ASSIGNED TASK => Wherever the string "save" appears in the records, return the line that holds it.

RECORDS FOR THE EXERCISE START

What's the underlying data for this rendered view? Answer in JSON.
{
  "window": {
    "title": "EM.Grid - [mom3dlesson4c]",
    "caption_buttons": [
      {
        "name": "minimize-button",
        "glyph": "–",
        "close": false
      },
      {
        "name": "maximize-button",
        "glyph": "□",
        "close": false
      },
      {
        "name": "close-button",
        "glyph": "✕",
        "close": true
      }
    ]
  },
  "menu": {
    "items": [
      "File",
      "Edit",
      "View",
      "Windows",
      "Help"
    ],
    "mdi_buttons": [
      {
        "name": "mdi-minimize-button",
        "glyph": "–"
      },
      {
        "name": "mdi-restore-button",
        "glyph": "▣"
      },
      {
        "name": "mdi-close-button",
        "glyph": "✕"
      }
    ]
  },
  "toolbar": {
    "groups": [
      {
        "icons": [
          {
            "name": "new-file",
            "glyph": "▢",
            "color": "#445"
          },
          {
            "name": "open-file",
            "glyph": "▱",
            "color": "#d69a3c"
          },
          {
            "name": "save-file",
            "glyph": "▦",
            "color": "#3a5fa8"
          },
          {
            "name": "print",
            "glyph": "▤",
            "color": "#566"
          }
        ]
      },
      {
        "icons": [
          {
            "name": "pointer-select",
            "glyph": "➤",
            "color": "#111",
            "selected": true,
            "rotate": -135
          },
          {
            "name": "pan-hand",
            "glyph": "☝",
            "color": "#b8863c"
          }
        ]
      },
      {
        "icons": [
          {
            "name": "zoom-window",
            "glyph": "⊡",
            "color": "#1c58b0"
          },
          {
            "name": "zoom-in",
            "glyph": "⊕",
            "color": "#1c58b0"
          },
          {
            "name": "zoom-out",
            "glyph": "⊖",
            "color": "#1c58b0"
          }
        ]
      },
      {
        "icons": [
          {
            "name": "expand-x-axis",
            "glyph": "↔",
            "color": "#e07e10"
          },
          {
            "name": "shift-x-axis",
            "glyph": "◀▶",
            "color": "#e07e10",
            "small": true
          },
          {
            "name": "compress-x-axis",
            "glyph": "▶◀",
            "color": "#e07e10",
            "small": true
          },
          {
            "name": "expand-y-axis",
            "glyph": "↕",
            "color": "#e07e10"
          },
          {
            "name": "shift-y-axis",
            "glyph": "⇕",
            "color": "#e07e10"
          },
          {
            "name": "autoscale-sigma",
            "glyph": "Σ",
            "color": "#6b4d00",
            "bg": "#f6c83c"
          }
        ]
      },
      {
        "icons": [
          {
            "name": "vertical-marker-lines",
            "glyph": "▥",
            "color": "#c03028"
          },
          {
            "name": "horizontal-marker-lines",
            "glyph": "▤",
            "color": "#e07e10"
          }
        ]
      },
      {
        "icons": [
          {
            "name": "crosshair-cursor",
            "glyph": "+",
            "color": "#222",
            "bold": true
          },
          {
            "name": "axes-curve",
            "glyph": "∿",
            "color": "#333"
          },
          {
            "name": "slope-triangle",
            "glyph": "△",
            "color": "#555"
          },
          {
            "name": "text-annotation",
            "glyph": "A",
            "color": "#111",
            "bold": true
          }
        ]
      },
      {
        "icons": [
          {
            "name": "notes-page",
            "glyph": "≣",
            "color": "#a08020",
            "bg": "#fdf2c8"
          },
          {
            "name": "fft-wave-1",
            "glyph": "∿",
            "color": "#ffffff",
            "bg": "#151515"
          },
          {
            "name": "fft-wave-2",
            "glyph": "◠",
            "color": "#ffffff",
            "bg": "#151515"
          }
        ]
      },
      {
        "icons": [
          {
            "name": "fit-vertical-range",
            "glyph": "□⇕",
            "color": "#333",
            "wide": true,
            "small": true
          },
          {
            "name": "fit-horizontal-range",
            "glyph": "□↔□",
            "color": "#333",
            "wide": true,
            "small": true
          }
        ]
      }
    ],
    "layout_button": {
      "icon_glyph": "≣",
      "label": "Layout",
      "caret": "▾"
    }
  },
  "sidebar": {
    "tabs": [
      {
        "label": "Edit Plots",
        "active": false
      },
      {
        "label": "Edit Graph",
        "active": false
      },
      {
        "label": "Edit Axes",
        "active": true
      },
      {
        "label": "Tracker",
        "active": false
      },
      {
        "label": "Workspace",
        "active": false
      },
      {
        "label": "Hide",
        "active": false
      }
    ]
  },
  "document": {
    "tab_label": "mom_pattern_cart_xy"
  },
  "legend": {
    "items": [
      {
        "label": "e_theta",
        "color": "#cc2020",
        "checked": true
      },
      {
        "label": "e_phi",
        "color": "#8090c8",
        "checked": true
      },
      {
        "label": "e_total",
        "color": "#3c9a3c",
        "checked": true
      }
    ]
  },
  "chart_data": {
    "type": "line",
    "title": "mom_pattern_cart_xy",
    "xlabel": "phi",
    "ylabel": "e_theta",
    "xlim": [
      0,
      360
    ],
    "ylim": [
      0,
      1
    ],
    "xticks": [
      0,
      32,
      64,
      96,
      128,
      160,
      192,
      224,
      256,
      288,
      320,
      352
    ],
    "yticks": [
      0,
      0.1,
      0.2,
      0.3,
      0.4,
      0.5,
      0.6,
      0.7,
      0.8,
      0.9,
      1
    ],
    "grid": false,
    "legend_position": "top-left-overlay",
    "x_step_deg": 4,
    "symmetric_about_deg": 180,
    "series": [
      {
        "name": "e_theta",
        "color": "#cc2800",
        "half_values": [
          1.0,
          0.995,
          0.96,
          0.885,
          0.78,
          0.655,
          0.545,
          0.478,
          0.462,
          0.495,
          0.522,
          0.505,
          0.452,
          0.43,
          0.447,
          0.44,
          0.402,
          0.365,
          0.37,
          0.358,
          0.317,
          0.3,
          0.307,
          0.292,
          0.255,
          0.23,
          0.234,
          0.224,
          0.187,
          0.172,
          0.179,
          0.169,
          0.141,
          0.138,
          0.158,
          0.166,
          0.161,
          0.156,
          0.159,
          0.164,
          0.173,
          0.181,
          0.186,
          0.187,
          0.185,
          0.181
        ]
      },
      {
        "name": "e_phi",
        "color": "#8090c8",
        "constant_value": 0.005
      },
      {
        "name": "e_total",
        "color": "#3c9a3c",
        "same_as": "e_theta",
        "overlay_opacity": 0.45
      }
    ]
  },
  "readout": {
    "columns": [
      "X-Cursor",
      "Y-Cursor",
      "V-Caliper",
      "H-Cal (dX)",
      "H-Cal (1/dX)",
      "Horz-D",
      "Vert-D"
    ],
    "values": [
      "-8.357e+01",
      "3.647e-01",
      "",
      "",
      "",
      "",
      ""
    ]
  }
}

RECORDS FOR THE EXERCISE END
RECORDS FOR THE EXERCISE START

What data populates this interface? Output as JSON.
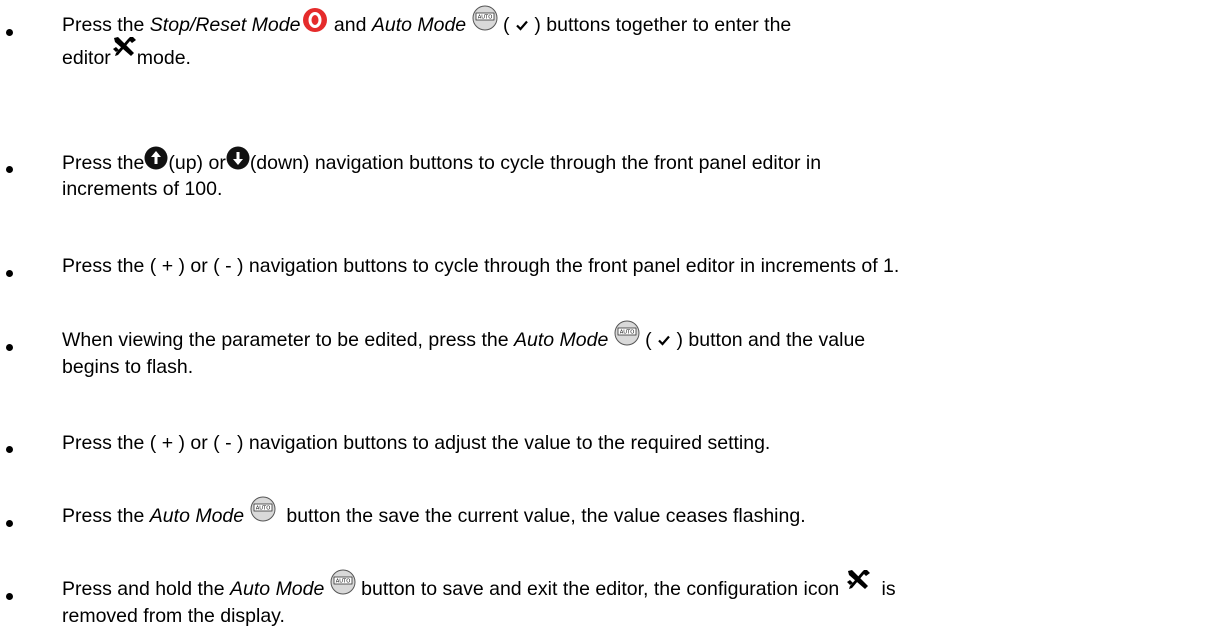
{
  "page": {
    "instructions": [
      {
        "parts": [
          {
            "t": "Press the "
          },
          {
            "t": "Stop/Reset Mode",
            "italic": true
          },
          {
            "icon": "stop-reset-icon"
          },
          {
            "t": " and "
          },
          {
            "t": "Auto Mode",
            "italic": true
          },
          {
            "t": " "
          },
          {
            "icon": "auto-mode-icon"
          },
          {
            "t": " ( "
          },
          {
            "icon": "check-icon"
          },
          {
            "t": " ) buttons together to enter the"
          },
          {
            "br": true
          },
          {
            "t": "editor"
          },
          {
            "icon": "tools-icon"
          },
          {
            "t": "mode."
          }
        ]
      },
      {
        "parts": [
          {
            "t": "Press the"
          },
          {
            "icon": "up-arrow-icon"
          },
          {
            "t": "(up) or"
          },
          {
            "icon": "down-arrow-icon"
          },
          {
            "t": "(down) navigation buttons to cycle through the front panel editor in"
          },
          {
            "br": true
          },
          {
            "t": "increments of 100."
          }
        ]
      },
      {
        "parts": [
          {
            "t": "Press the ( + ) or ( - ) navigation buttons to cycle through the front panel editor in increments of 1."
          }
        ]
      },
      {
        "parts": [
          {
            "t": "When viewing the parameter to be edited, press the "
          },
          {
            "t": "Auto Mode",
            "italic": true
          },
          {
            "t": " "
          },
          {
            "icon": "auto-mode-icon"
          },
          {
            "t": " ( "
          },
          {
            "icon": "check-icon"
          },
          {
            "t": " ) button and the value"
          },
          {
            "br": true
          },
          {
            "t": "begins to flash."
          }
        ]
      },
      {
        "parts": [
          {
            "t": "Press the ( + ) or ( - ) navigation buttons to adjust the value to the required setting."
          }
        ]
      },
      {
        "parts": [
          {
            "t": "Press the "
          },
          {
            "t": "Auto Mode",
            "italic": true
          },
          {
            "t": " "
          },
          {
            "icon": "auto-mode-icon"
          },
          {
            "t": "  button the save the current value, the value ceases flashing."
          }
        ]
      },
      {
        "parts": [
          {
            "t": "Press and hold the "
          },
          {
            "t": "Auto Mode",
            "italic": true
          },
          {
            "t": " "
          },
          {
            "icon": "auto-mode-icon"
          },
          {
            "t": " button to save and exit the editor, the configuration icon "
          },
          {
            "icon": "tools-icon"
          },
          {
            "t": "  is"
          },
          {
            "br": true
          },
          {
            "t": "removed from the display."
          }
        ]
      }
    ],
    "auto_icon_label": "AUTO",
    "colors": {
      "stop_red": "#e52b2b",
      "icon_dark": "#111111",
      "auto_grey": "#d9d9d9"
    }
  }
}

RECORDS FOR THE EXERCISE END
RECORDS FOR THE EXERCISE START

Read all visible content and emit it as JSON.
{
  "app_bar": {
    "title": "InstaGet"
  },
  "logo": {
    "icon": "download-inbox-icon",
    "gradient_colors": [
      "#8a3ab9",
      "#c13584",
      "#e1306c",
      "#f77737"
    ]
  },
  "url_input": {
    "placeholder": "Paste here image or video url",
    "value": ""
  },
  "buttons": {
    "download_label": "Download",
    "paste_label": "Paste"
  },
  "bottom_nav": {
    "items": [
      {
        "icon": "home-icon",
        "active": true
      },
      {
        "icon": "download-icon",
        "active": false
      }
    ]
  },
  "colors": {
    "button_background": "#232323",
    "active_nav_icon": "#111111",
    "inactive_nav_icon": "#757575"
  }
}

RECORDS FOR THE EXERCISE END

RESPONSE AREA =>
            "name": "save-file",
            "t": "  button the save the current value, the value ceases flashing."
            "t": " button to save and exit the editor, the configuration icon "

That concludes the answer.